(Interface dataset entries)
========

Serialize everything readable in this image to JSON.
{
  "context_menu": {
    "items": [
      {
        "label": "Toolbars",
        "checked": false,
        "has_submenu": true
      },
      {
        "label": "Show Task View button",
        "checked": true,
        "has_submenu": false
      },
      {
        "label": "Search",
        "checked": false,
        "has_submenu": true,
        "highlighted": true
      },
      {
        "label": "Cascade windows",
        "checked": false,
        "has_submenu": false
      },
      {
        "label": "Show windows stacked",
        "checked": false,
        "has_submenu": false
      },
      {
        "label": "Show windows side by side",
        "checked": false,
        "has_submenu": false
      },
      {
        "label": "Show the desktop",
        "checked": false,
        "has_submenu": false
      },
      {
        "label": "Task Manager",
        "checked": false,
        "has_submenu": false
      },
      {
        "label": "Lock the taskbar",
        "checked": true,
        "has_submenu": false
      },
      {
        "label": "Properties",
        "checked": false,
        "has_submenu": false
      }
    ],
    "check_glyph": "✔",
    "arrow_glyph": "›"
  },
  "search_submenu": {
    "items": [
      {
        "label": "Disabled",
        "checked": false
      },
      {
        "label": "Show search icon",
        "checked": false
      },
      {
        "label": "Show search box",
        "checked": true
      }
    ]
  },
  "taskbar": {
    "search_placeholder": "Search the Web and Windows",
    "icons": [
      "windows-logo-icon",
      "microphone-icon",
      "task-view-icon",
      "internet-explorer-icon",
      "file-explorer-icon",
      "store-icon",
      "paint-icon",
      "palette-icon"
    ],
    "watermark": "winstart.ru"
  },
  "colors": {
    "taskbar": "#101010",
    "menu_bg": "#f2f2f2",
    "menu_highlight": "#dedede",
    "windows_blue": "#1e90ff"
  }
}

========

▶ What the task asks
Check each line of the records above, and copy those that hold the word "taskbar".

▶ Answer space
        "label": "Lock the taskbar",
  "taskbar": {
    "taskbar": "#101010",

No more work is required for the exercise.